After discussing the academic revelations and democratic freedoms one can amass through “Big Open Data”, I was wondering when the conversation would hit a darker chord. Next up was Alice Marwick, an Assistant Professor at Fordham University. Her work investigates online identity and consumerism “through the lenses of privacy, surveillance, and consumption. Marwick provided the more dystopian approach to big open data. The focus of her presentation was how the “little data” that we all generate, including both our online and offline activities, are aggregated, bought, and sold to social media agencies. Thus, our closed data becomes open data. She first discussed a major offender, Facebook’s Atlas ad program. Atlas’ website advertises that is “helps you reach your business objectives” and that it is cross-device, online to offline, with real, proven results that all you to “illuminate and understand customer journeys”. To put it simply, if you browse the web, whether you’re on your computer, tablet, or phone, while logged in to Facebook, Atlas can see all of your activities. This program has your facial recognition algorithm, your closet friends, political beliefs, games played, and your music listened to. This has allowed for Atlas to form very precise and targeted consumer audiences and identities.
Facebook sells information to data brokers, and over seven hundred million consumers have personal files. Data brokers have a variety of sources, such as public records, magazine subscriptions, online and offline shopping, education and salary, and DMV and voting records. What is different about Facebook is that it sells private closed information that isn’t a part of the public record. For this reason, individuals reveal much that they do not intend to.
Sensitive information, such as being a smoker, being overweight, having divorced parents, and sexual orientation, can be inferred through correlations in closed data. Data brokers then sort the population in a digital dossier, into 71 segments and 19 categories. We are not allowed to know what these categories are or how we’ve been categorized, and this information can allow for the most vulnerable members of the population to be targeted, and it is also widely available for purchase. Obama’s campaign pioneered micro-targeted advertising; the government is not legally allowed to collect this information, but it is allowed to purchase it. Data brokers have even sold this information to criminals by mistake!

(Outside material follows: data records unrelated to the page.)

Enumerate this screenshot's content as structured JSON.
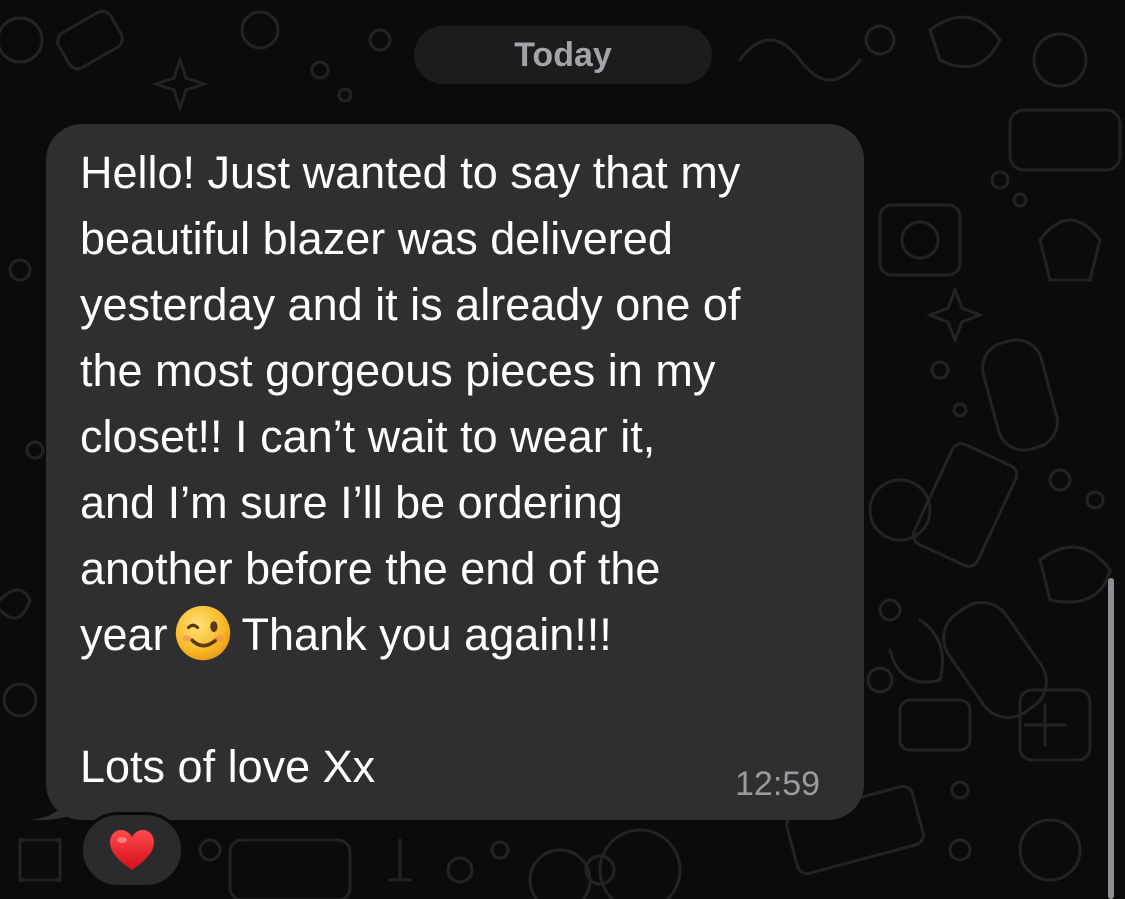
{
  "chat": {
    "date_label": "Today",
    "message": {
      "body_line1": "Hello! Just wanted to say that my",
      "body_line2": "beautiful blazer was delivered",
      "body_line3": "yesterday and it is already one of",
      "body_line4": "the most gorgeous pieces in my",
      "body_line5": "closet!! I can’t wait to wear it,",
      "body_line6": "and I’m sure I’ll be ordering",
      "body_line7": "another before the end of the",
      "body_line8_start": "year",
      "body_line8_end": "Thank you again!!!",
      "emoji": "winking-face-emoji",
      "signoff": "Lots of love Xx",
      "time": "12:59",
      "reaction": "red-heart-emoji"
    }
  },
  "colors": {
    "background": "#0b0b0b",
    "bubble": "#2f2f31",
    "text": "#ffffff",
    "muted": "#9a9a9f"
  }
}
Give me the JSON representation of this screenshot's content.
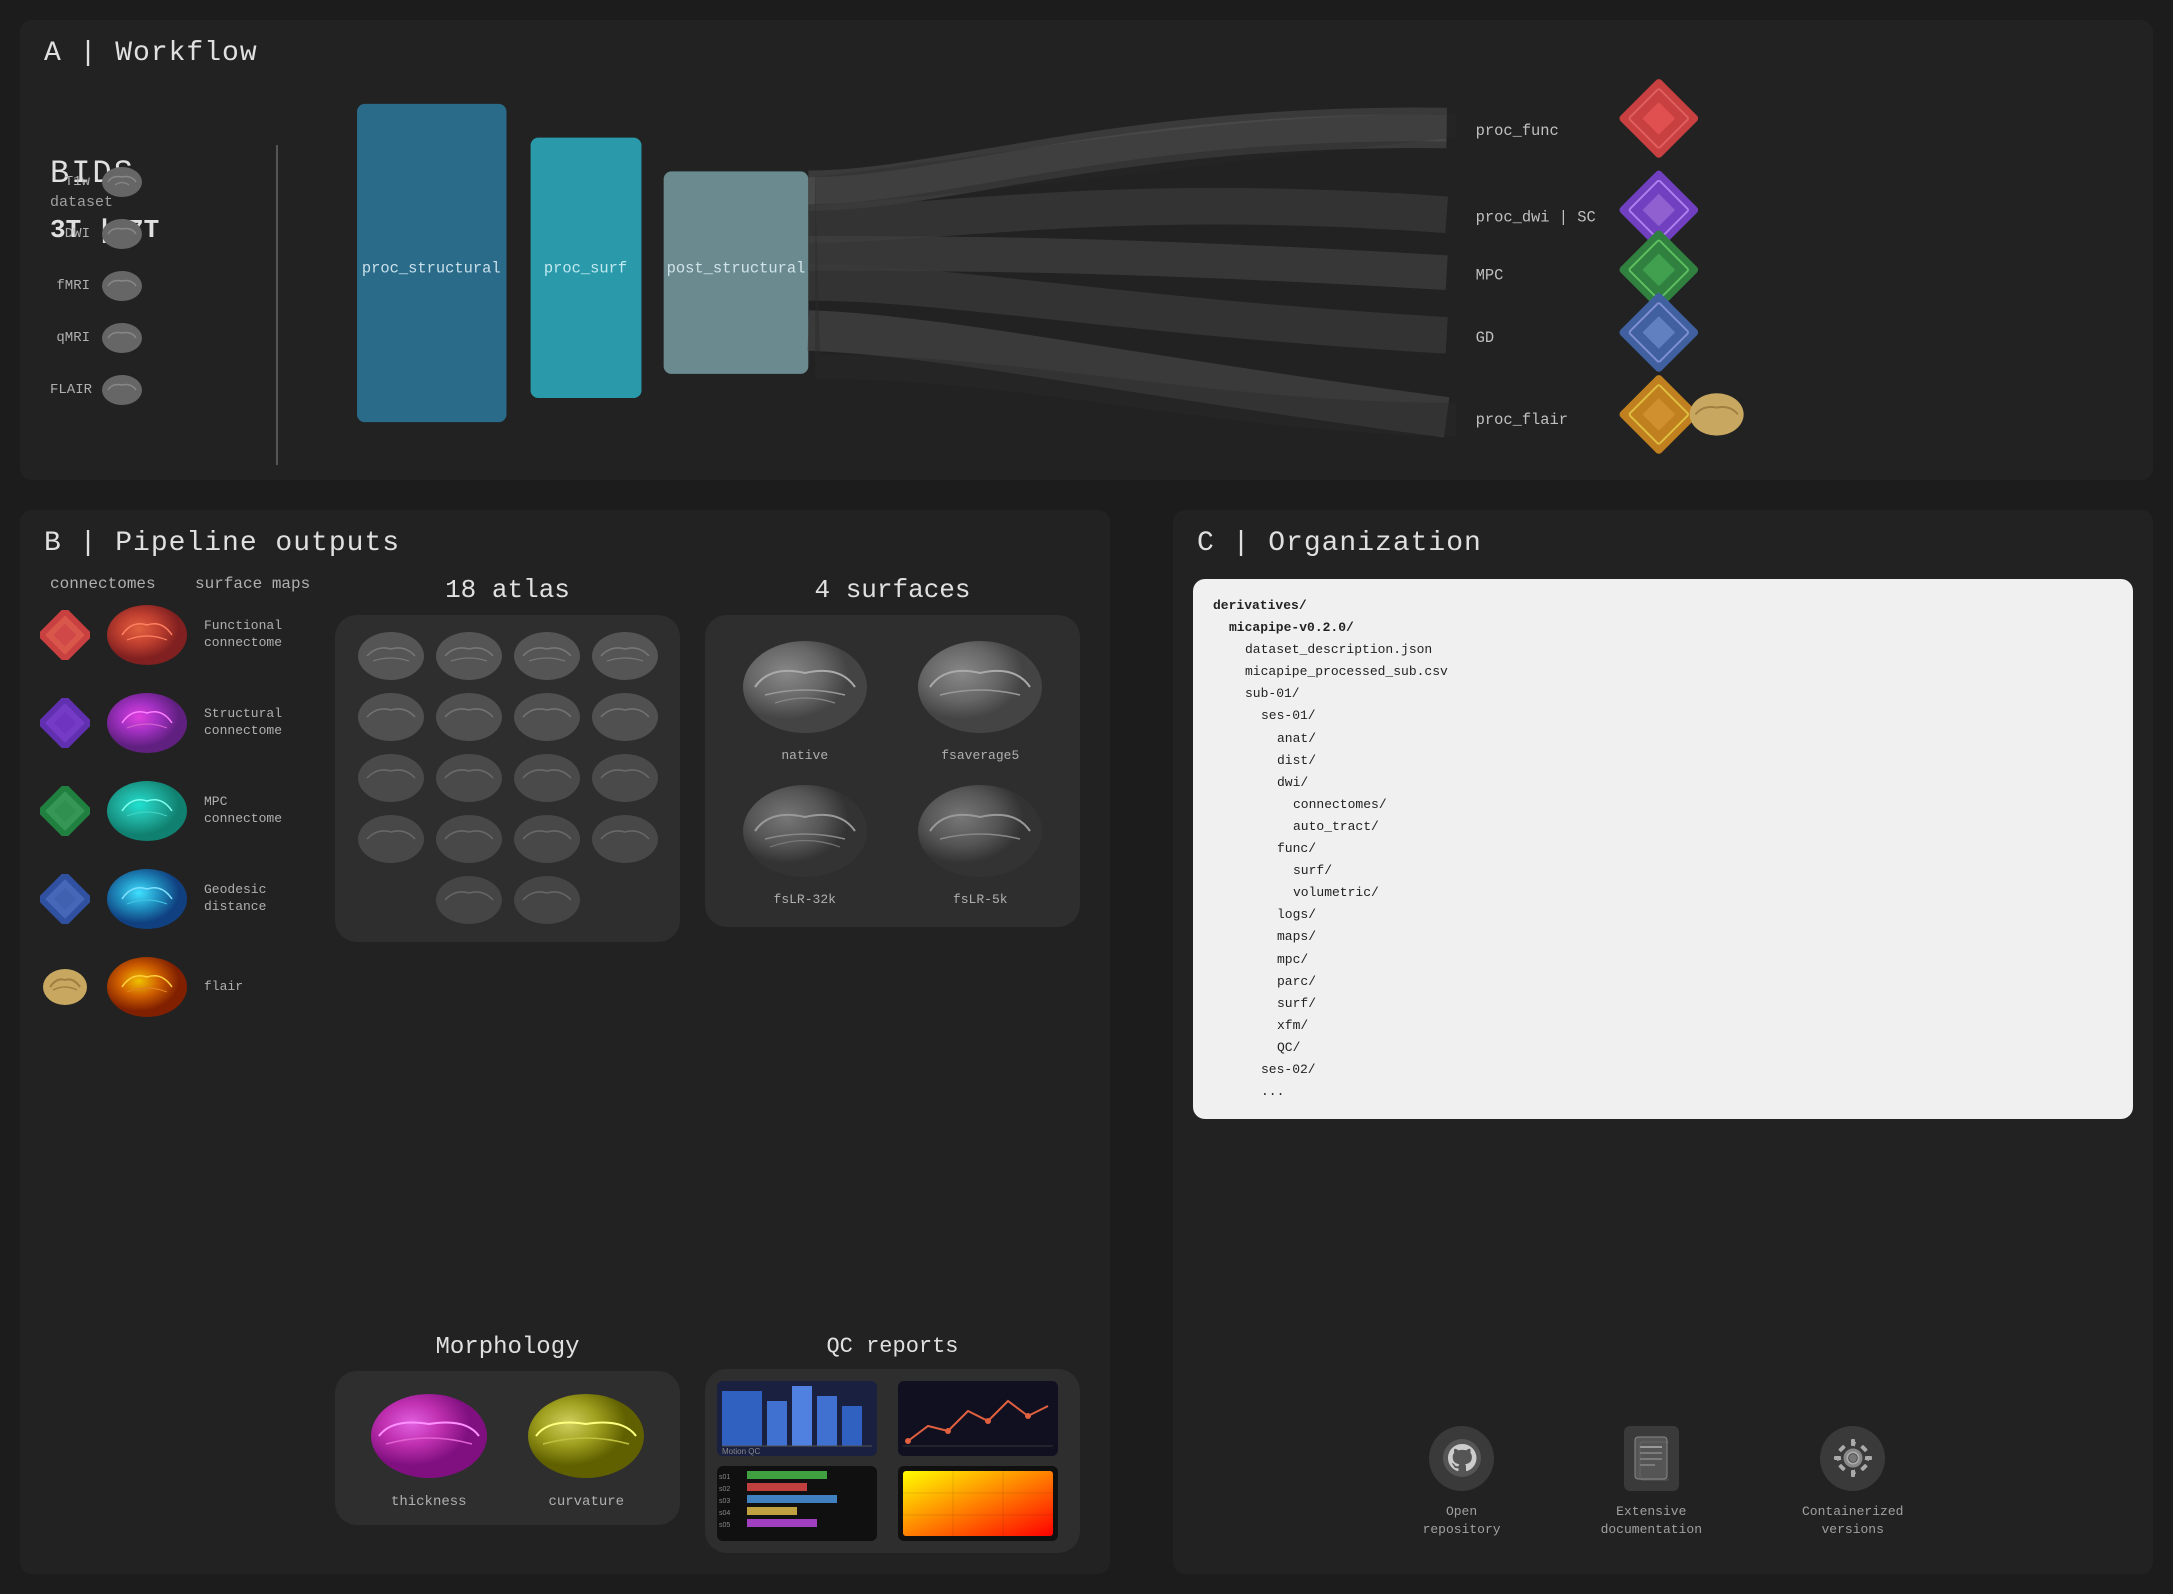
{
  "sections": {
    "a": {
      "title": "A | Workflow",
      "bids": {
        "label": "BIDS",
        "dataset": "dataset",
        "field_strength": "3T | 7T",
        "inputs": [
          {
            "label": "T1w"
          },
          {
            "label": "DWI"
          },
          {
            "label": "fMRI"
          },
          {
            "label": "qMRI"
          },
          {
            "label": "FLAIR"
          }
        ]
      },
      "pipeline": {
        "proc_structural": "proc_structural",
        "proc_surf": "proc_surf",
        "post_structural": "post_structural"
      },
      "outputs": [
        {
          "label": "proc_func",
          "color": "red"
        },
        {
          "label": "proc_dwi | SC",
          "color": "purple"
        },
        {
          "label": "MPC",
          "color": "green"
        },
        {
          "label": "GD",
          "color": "blue"
        },
        {
          "label": "proc_flair",
          "color": "yellow"
        }
      ]
    },
    "b": {
      "title": "B | Pipeline outputs",
      "connectomes_label": "connectomes",
      "surface_maps_label": "surface maps",
      "connectomes": [
        {
          "label": "Functional\nconnectome",
          "color": "red"
        },
        {
          "label": "Structural\nconnectome",
          "color": "purple"
        },
        {
          "label": "MPC\nconnectome",
          "color": "green"
        },
        {
          "label": "Geodesic\ndistance",
          "color": "blue"
        },
        {
          "label": "flair",
          "color": "yellow"
        }
      ],
      "atlas": {
        "title": "18 atlas",
        "count": 18
      },
      "surfaces": {
        "title": "4 surfaces",
        "items": [
          {
            "label": "native"
          },
          {
            "label": "fsaverage5"
          },
          {
            "label": "fsLR-32k"
          },
          {
            "label": "fsLR-5k"
          }
        ]
      },
      "morphology": {
        "title": "Morphology",
        "items": [
          {
            "label": "thickness"
          },
          {
            "label": "curvature"
          }
        ]
      },
      "qc": {
        "title": "QC  reports"
      }
    },
    "c": {
      "title": "C | Organization",
      "code": "derivatives/\n  micapipe-v0.2.0/\n    dataset_description.json\n    micapipe_processed_sub.csv\n    sub-01/\n      ses-01/\n        anat/\n        dist/\n        dwi/\n          connectomes/\n          auto_tract/\n        func/\n          surf/\n          volumetric/\n        logs/\n        maps/\n        mpc/\n        parc/\n        surf/\n        xfm/\n        QC/\n      ses-02/\n      ...",
      "icons": [
        {
          "label": "Open\nrepository",
          "icon": "github"
        },
        {
          "label": "Extensive\ndocumentation",
          "icon": "docs"
        },
        {
          "label": "Containerized\nversions",
          "icon": "gear"
        }
      ]
    }
  }
}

Alice Marwick’s presentation made me seriously regret a lot of my online naiveté. Clearly, despite the advantages offered up through an unprecedented accessibility to large portions of data, there is certainly a dark side to algorithmic data retrieval and analysis. When it comes down to people being denied health insurance or a mortgage because of unclear, invisible surveillance, you can really begin to feel watched from all sides. I am certainly interested in Marwick’s research and plan to eventually read her book. Still, from a DH/research perspective, Jonathan Stray’s presentation was inspiring and a bit more hopeful. I am really interested in DH applications for political change, or the way that using DH research methods on big open data can serve emancipatory functions. Whether these future projects aim towards critiquing the state or the government, or towards allowing for citizens to access the information that is bureaucratically buried or hidden in a large mass of “open documents”, I hope that this area of DH grows a lot in the upcoming years.

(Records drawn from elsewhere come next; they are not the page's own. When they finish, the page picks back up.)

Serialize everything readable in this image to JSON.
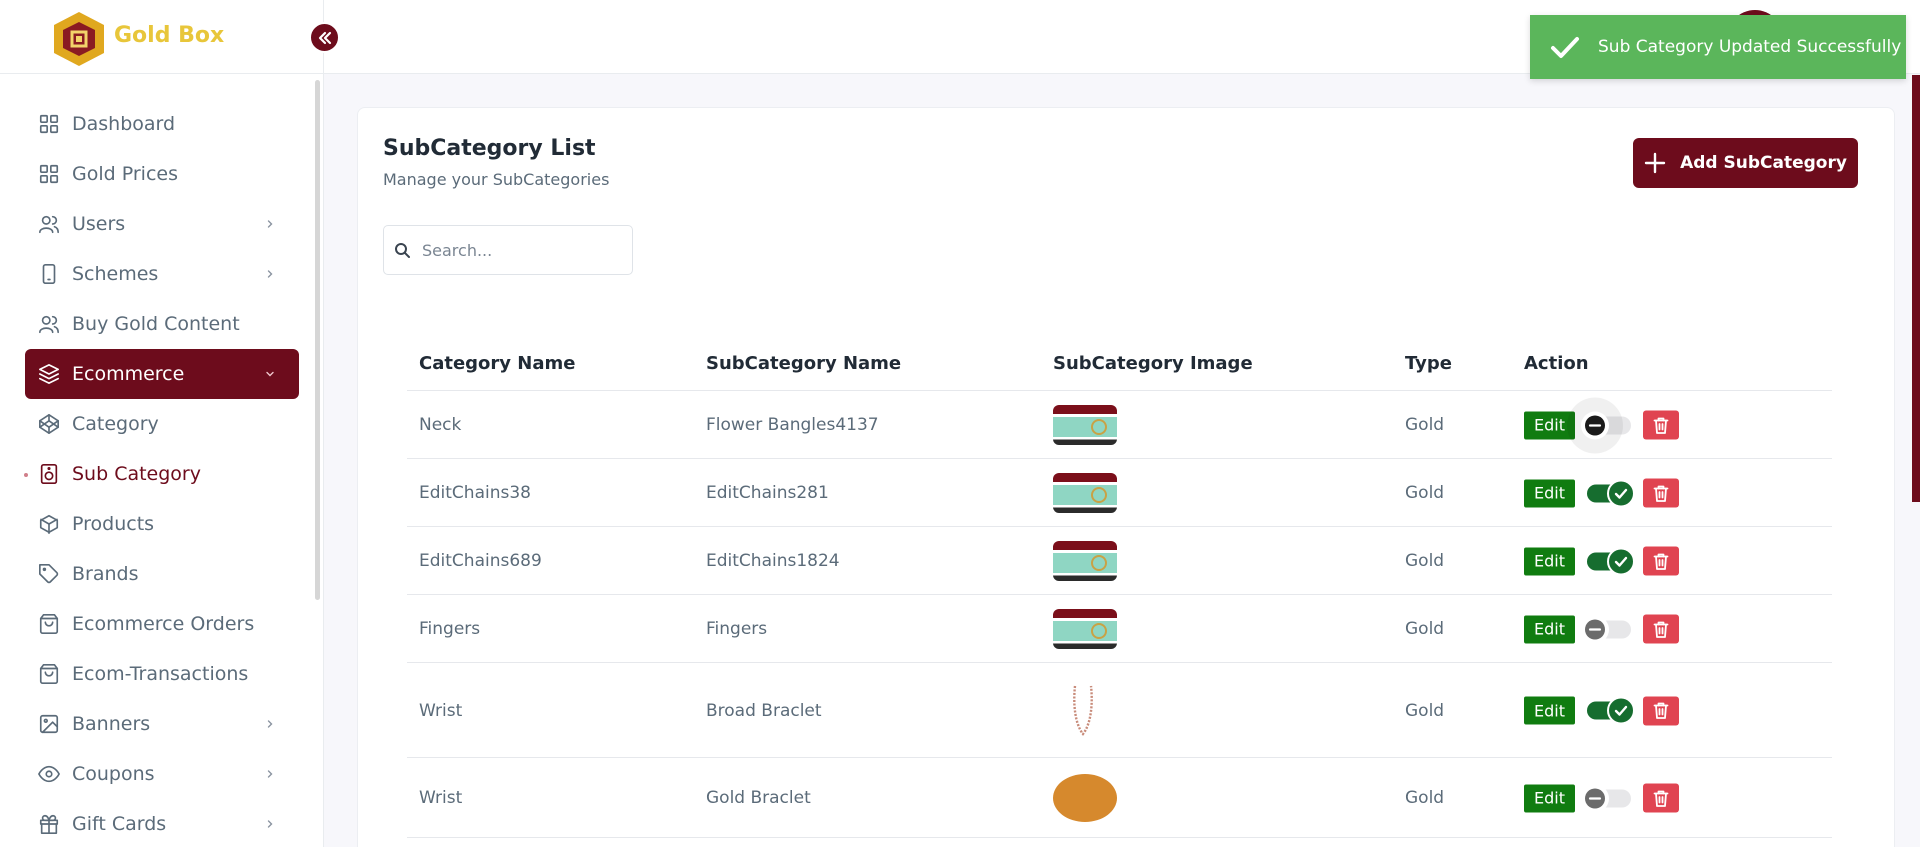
{
  "brand": {
    "name": "Gold Box"
  },
  "sidebar": {
    "items": [
      {
        "label": "Dashboard",
        "icon": "grid-icon",
        "chevron": false
      },
      {
        "label": "Gold Prices",
        "icon": "grid-icon",
        "chevron": false
      },
      {
        "label": "Users",
        "icon": "users-icon",
        "chevron": true
      },
      {
        "label": "Schemes",
        "icon": "phone-icon",
        "chevron": true
      },
      {
        "label": "Buy Gold Content",
        "icon": "users-icon",
        "chevron": false
      },
      {
        "label": "Ecommerce",
        "icon": "layers-icon",
        "chevron": true,
        "state": "active"
      },
      {
        "label": "Category",
        "icon": "codepen-icon",
        "chevron": false
      },
      {
        "label": "Sub Category",
        "icon": "speaker-icon",
        "chevron": false,
        "state": "current"
      },
      {
        "label": "Products",
        "icon": "box-icon",
        "chevron": false
      },
      {
        "label": "Brands",
        "icon": "tag-icon",
        "chevron": false
      },
      {
        "label": "Ecommerce Orders",
        "icon": "bag-icon",
        "chevron": false
      },
      {
        "label": "Ecom-Transactions",
        "icon": "bag-icon",
        "chevron": false
      },
      {
        "label": "Banners",
        "icon": "image-icon",
        "chevron": true
      },
      {
        "label": "Coupons",
        "icon": "eye-icon",
        "chevron": true
      },
      {
        "label": "Gift Cards",
        "icon": "gift-icon",
        "chevron": true
      }
    ]
  },
  "toast": {
    "message": "Sub Category Updated Successfully"
  },
  "page": {
    "title": "SubCategory List",
    "subtitle": "Manage your SubCategories",
    "add_button": "Add SubCategory"
  },
  "search": {
    "placeholder": "Search...",
    "value": ""
  },
  "table": {
    "headers": [
      "Category Name",
      "SubCategory Name",
      "SubCategory Image",
      "Type",
      "Action"
    ],
    "edit_label": "Edit",
    "rows": [
      {
        "category": "Neck",
        "subcategory": "Flower Bangles4137",
        "image": "banner",
        "type": "Gold",
        "active": false
      },
      {
        "category": "EditChains38",
        "subcategory": "EditChains281",
        "image": "banner",
        "type": "Gold",
        "active": true
      },
      {
        "category": "EditChains689",
        "subcategory": "EditChains1824",
        "image": "banner",
        "type": "Gold",
        "active": true
      },
      {
        "category": "Fingers",
        "subcategory": "Fingers",
        "image": "banner",
        "type": "Gold",
        "active": false
      },
      {
        "category": "Wrist",
        "subcategory": "Broad Braclet",
        "image": "chain",
        "type": "Gold",
        "active": true
      },
      {
        "category": "Wrist",
        "subcategory": "Gold Braclet",
        "image": "bracelet",
        "type": "Gold",
        "active": false
      }
    ]
  },
  "colors": {
    "primary": "#6d0c1c",
    "success": "#5bb65b",
    "edit": "#107c10",
    "danger": "#e04451",
    "brand_gold": "#e8c63a"
  }
}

Moretti, F. (2007). Graphs, maps, trees: Abstract models for literary history. New York: Verso.